EXERCISE INSTRUCTIONS: Report each line of the records below that uses the word "keys".

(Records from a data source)

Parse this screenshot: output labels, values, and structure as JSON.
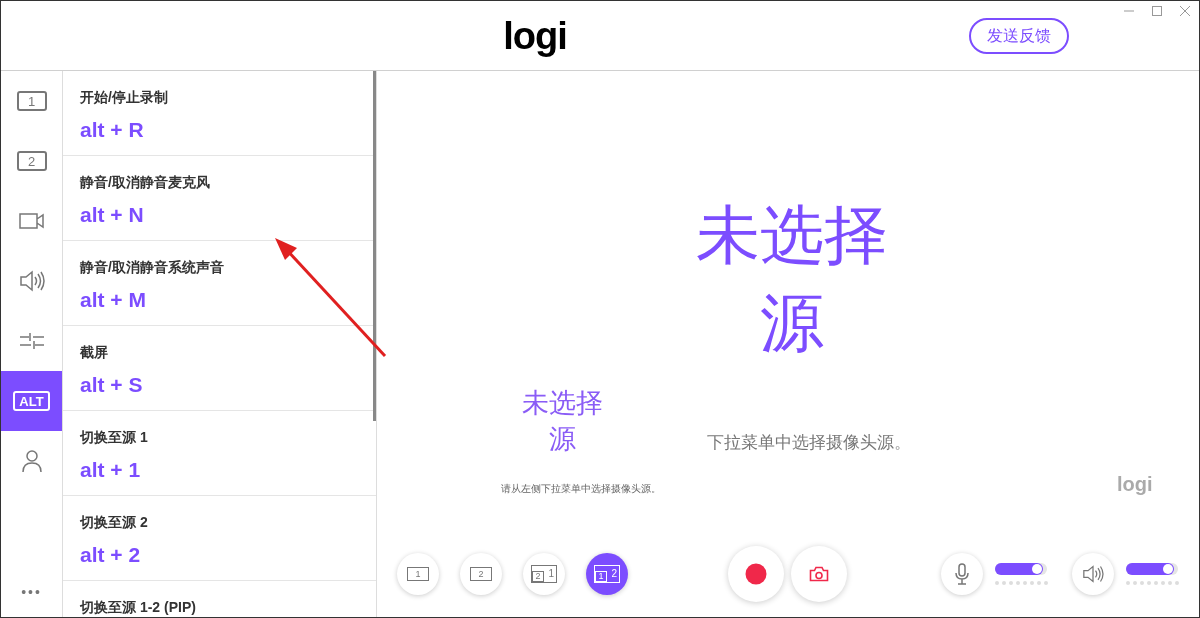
{
  "header": {
    "logo": "logi",
    "feedback_button": "发送反馈"
  },
  "rail": {
    "items": [
      {
        "kind": "source",
        "label": "1",
        "selected": false
      },
      {
        "kind": "source",
        "label": "2",
        "selected": false
      },
      {
        "kind": "camera",
        "selected": false
      },
      {
        "kind": "speaker",
        "selected": false
      },
      {
        "kind": "adjust",
        "selected": false
      },
      {
        "kind": "source",
        "label": "ALT",
        "selected": true
      },
      {
        "kind": "person",
        "selected": false
      }
    ],
    "more": "•••"
  },
  "shortcuts": [
    {
      "action": "开始/停止录制",
      "keys": "alt + R"
    },
    {
      "action": "静音/取消静音麦克风",
      "keys": "alt + N"
    },
    {
      "action": "静音/取消静音系统声音",
      "keys": "alt + M"
    },
    {
      "action": "截屏",
      "keys": "alt + S"
    },
    {
      "action": "切换至源 1",
      "keys": "alt + 1"
    },
    {
      "action": "切换至源 2",
      "keys": "alt + 2"
    },
    {
      "action": "切换至源 1-2 (PIP)"
    }
  ],
  "preview": {
    "message": "未选择源",
    "message_ghost": "未选择源",
    "hint_small": "请从左侧下拉菜单中选择摄像头源。",
    "hint_partial": "下拉菜单中选择摄像头源。",
    "logo_ghost": "logi"
  },
  "layouts": [
    {
      "kind": "single",
      "main": "1",
      "selected": false
    },
    {
      "kind": "single",
      "main": "2",
      "selected": false
    },
    {
      "kind": "pip",
      "main": "1",
      "inset": "2",
      "selected": false
    },
    {
      "kind": "pip",
      "main": "2",
      "inset": "1",
      "selected": true
    }
  ],
  "mic": {
    "level": 0.92
  },
  "speaker": {
    "level": 0.92
  }
}
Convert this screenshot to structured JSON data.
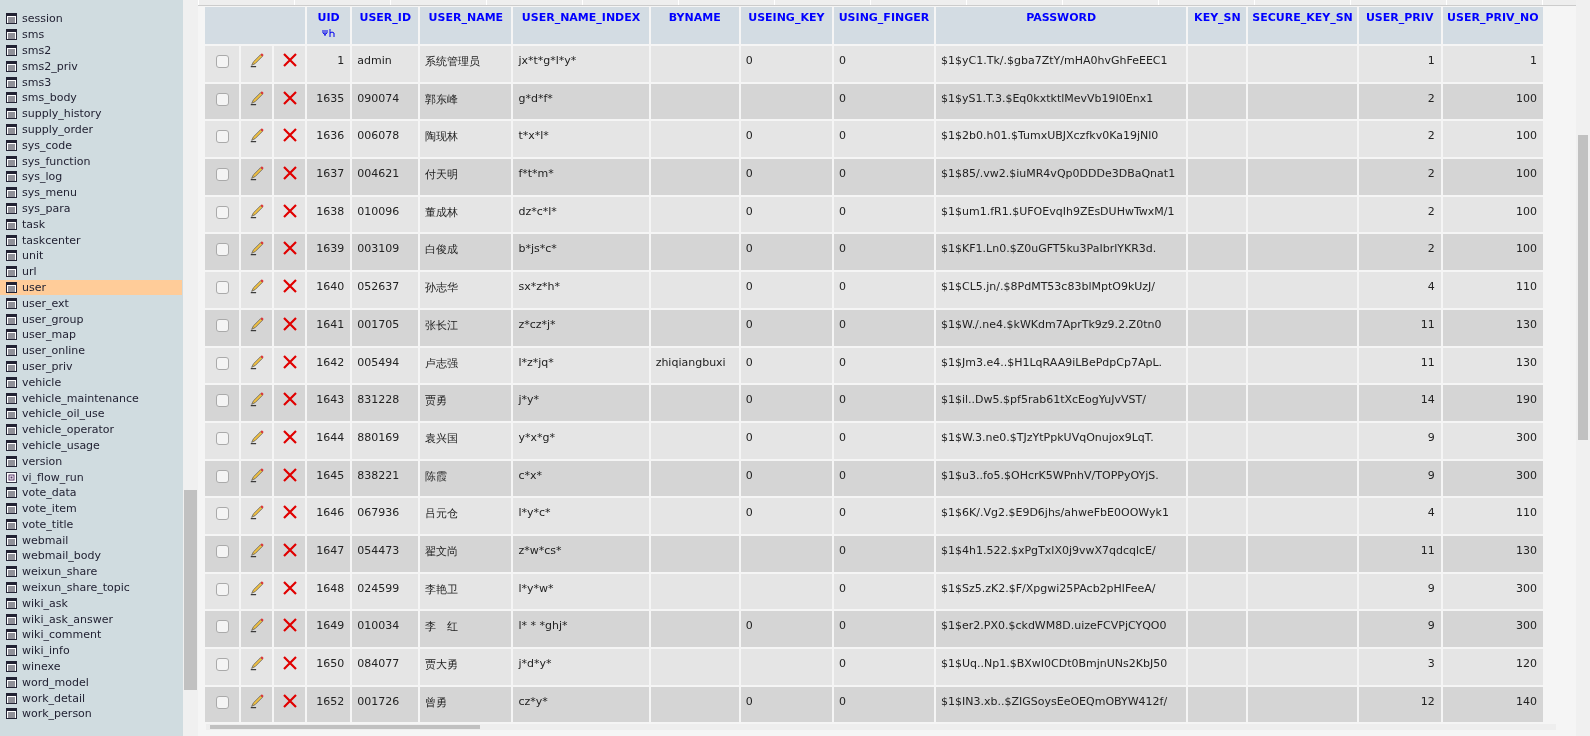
{
  "sidebar": {
    "items": [
      {
        "label": "session",
        "kind": "table",
        "selected": false
      },
      {
        "label": "sms",
        "kind": "table",
        "selected": false
      },
      {
        "label": "sms2",
        "kind": "table",
        "selected": false
      },
      {
        "label": "sms2_priv",
        "kind": "table",
        "selected": false
      },
      {
        "label": "sms3",
        "kind": "table",
        "selected": false
      },
      {
        "label": "sms_body",
        "kind": "table",
        "selected": false
      },
      {
        "label": "supply_history",
        "kind": "table",
        "selected": false
      },
      {
        "label": "supply_order",
        "kind": "table",
        "selected": false
      },
      {
        "label": "sys_code",
        "kind": "table",
        "selected": false
      },
      {
        "label": "sys_function",
        "kind": "table",
        "selected": false
      },
      {
        "label": "sys_log",
        "kind": "table",
        "selected": false
      },
      {
        "label": "sys_menu",
        "kind": "table",
        "selected": false
      },
      {
        "label": "sys_para",
        "kind": "table",
        "selected": false
      },
      {
        "label": "task",
        "kind": "table",
        "selected": false
      },
      {
        "label": "taskcenter",
        "kind": "table",
        "selected": false
      },
      {
        "label": "unit",
        "kind": "table",
        "selected": false
      },
      {
        "label": "url",
        "kind": "table",
        "selected": false
      },
      {
        "label": "user",
        "kind": "table",
        "selected": true
      },
      {
        "label": "user_ext",
        "kind": "table",
        "selected": false
      },
      {
        "label": "user_group",
        "kind": "table",
        "selected": false
      },
      {
        "label": "user_map",
        "kind": "table",
        "selected": false
      },
      {
        "label": "user_online",
        "kind": "table",
        "selected": false
      },
      {
        "label": "user_priv",
        "kind": "table",
        "selected": false
      },
      {
        "label": "vehicle",
        "kind": "table",
        "selected": false
      },
      {
        "label": "vehicle_maintenance",
        "kind": "table",
        "selected": false
      },
      {
        "label": "vehicle_oil_use",
        "kind": "table",
        "selected": false
      },
      {
        "label": "vehicle_operator",
        "kind": "table",
        "selected": false
      },
      {
        "label": "vehicle_usage",
        "kind": "table",
        "selected": false
      },
      {
        "label": "version",
        "kind": "table",
        "selected": false
      },
      {
        "label": "vi_flow_run",
        "kind": "view",
        "selected": false
      },
      {
        "label": "vote_data",
        "kind": "table",
        "selected": false
      },
      {
        "label": "vote_item",
        "kind": "table",
        "selected": false
      },
      {
        "label": "vote_title",
        "kind": "table",
        "selected": false
      },
      {
        "label": "webmail",
        "kind": "table",
        "selected": false
      },
      {
        "label": "webmail_body",
        "kind": "table",
        "selected": false
      },
      {
        "label": "weixun_share",
        "kind": "table",
        "selected": false
      },
      {
        "label": "weixun_share_topic",
        "kind": "table",
        "selected": false
      },
      {
        "label": "wiki_ask",
        "kind": "table",
        "selected": false
      },
      {
        "label": "wiki_ask_answer",
        "kind": "table",
        "selected": false
      },
      {
        "label": "wiki_comment",
        "kind": "table",
        "selected": false
      },
      {
        "label": "wiki_info",
        "kind": "table",
        "selected": false
      },
      {
        "label": "winexe",
        "kind": "table",
        "selected": false
      },
      {
        "label": "word_model",
        "kind": "table",
        "selected": false
      },
      {
        "label": "work_detail",
        "kind": "table",
        "selected": false
      },
      {
        "label": "work_person",
        "kind": "table",
        "selected": false
      }
    ]
  },
  "table": {
    "columns": [
      {
        "label": "UID",
        "kind": "numeric",
        "sorted": true
      },
      {
        "label": "USER_ID",
        "kind": "text",
        "sorted": false
      },
      {
        "label": "USER_NAME",
        "kind": "text",
        "sorted": false
      },
      {
        "label": "USER_NAME_INDEX",
        "kind": "text",
        "sorted": false
      },
      {
        "label": "BYNAME",
        "kind": "text",
        "sorted": false
      },
      {
        "label": "USEING_KEY",
        "kind": "text",
        "sorted": false
      },
      {
        "label": "USING_FINGER",
        "kind": "text",
        "sorted": false
      },
      {
        "label": "PASSWORD",
        "kind": "text",
        "sorted": false
      },
      {
        "label": "KEY_SN",
        "kind": "text",
        "sorted": false
      },
      {
        "label": "SECURE_KEY_SN",
        "kind": "text",
        "sorted": false
      },
      {
        "label": "USER_PRIV",
        "kind": "numeric",
        "sorted": false
      },
      {
        "label": "USER_PRIV_NO",
        "kind": "numeric",
        "sorted": false
      }
    ],
    "rows": [
      {
        "checked": false,
        "cells": [
          "1",
          "admin",
          "系统管理员",
          "jx*t*g*l*y*",
          null,
          "0",
          "0",
          "$1$yC1.Tk/.$gba7ZtY/mHA0hvGhFeEEC1",
          null,
          null,
          "1",
          "1"
        ]
      },
      {
        "checked": false,
        "cells": [
          "1635",
          "090074",
          "郭东峰",
          "g*d*f*",
          null,
          null,
          "0",
          "$1$yS1.T.3.$Eq0kxtktlMevVb19I0Enx1",
          null,
          null,
          "2",
          "100"
        ]
      },
      {
        "checked": false,
        "cells": [
          "1636",
          "006078",
          "陶现林",
          "t*x*l*",
          null,
          "0",
          "0",
          "$1$2b0.h01.$TumxUBJXczfkv0Ka19jNl0",
          null,
          null,
          "2",
          "100"
        ]
      },
      {
        "checked": false,
        "cells": [
          "1637",
          "004621",
          "付天明",
          "f*t*m*",
          null,
          "0",
          "0",
          "$1$85/.vw2.$iuMR4vQp0DDDe3DBaQnat1",
          null,
          null,
          "2",
          "100"
        ]
      },
      {
        "checked": false,
        "cells": [
          "1638",
          "010096",
          "董成林",
          "dz*c*l*",
          null,
          "0",
          "0",
          "$1$um1.fR1.$UFOEvqIh9ZEsDUHwTwxM/1",
          null,
          null,
          "2",
          "100"
        ]
      },
      {
        "checked": false,
        "cells": [
          "1639",
          "003109",
          "白俊成",
          "b*js*c*",
          null,
          "0",
          "0",
          "$1$KF1.Ln0.$Z0uGFT5ku3PaIbrlYKR3d.",
          null,
          null,
          "2",
          "100"
        ]
      },
      {
        "checked": false,
        "cells": [
          "1640",
          "052637",
          "孙志华",
          "sx*z*h*",
          null,
          "0",
          "0",
          "$1$CL5.jn/.$8PdMT53c83blMptO9kUzJ/",
          null,
          null,
          "4",
          "110"
        ]
      },
      {
        "checked": false,
        "cells": [
          "1641",
          "001705",
          "张长江",
          "z*cz*j*",
          null,
          "0",
          "0",
          "$1$W./.ne4.$kWKdm7AprTk9z9.2.Z0tn0",
          null,
          null,
          "11",
          "130"
        ]
      },
      {
        "checked": false,
        "cells": [
          "1642",
          "005494",
          "卢志强",
          "l*z*jq*",
          "zhiqiangbuxi",
          "0",
          "0",
          "$1$Jm3.e4..$H1LqRAA9iLBePdpCp7ApL.",
          null,
          null,
          "11",
          "130"
        ]
      },
      {
        "checked": false,
        "cells": [
          "1643",
          "831228",
          "贾勇",
          "j*y*",
          null,
          "0",
          "0",
          "$1$il..Dw5.$pf5rab61tXcEogYuJvVST/",
          null,
          null,
          "14",
          "190"
        ]
      },
      {
        "checked": false,
        "cells": [
          "1644",
          "880169",
          "袁兴国",
          "y*x*g*",
          null,
          "0",
          "0",
          "$1$W.3.ne0.$TJzYtPpkUVqOnujox9LqT.",
          null,
          null,
          "9",
          "300"
        ]
      },
      {
        "checked": false,
        "cells": [
          "1645",
          "838221",
          "陈霞",
          "c*x*",
          null,
          "0",
          "0",
          "$1$u3..fo5.$OHcrK5WPnhV/TOPPyOYjS.",
          null,
          null,
          "9",
          "300"
        ]
      },
      {
        "checked": false,
        "cells": [
          "1646",
          "067936",
          "吕元仓",
          "l*y*c*",
          null,
          "0",
          "0",
          "$1$6K/.Vg2.$E9D6jhs/ahweFbE0OOWyk1",
          null,
          null,
          "4",
          "110"
        ]
      },
      {
        "checked": false,
        "cells": [
          "1647",
          "054473",
          "翟文尚",
          "z*w*cs*",
          null,
          null,
          "0",
          "$1$4h1.522.$xPgTxlX0j9vwX7qdcqlcE/",
          null,
          null,
          "11",
          "130"
        ]
      },
      {
        "checked": false,
        "cells": [
          "1648",
          "024599",
          "李艳卫",
          "l*y*w*",
          null,
          null,
          "0",
          "$1$Sz5.zK2.$F/Xpgwi25PAcb2pHlFeeA/",
          null,
          null,
          "9",
          "300"
        ]
      },
      {
        "checked": false,
        "cells": [
          "1649",
          "010034",
          "李　红",
          "l* * *ghj*",
          null,
          "0",
          "0",
          "$1$er2.PX0.$ckdWM8D.uizeFCVPjCYQO0",
          null,
          null,
          "9",
          "300"
        ]
      },
      {
        "checked": false,
        "cells": [
          "1650",
          "084077",
          "贾大勇",
          "j*d*y*",
          null,
          null,
          "0",
          "$1$Uq..Np1.$BXwI0CDt0BmjnUNs2KbJ50",
          null,
          null,
          "3",
          "120"
        ]
      },
      {
        "checked": false,
        "cells": [
          "1652",
          "001726",
          "曾勇",
          "cz*y*",
          null,
          "0",
          "0",
          "$1$IN3.xb..$ZIGSoysEeOEQmOBYW412f/",
          null,
          null,
          "12",
          "140"
        ]
      }
    ]
  }
}
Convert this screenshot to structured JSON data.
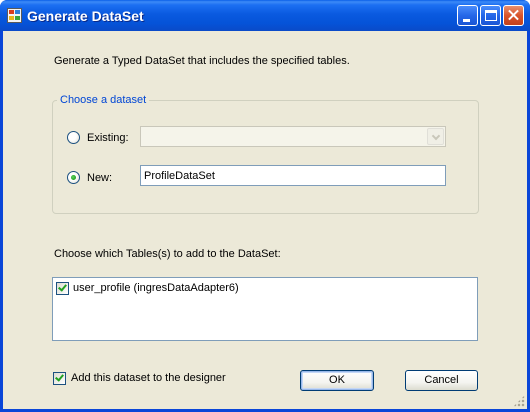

EXERCISE RESPONSE:
      "keys": "alt + R"
      "keys": "alt + N"
      "keys": "alt + M"
      "keys": "alt + S"
      "keys": "alt + 1"
      "keys": "alt + 2"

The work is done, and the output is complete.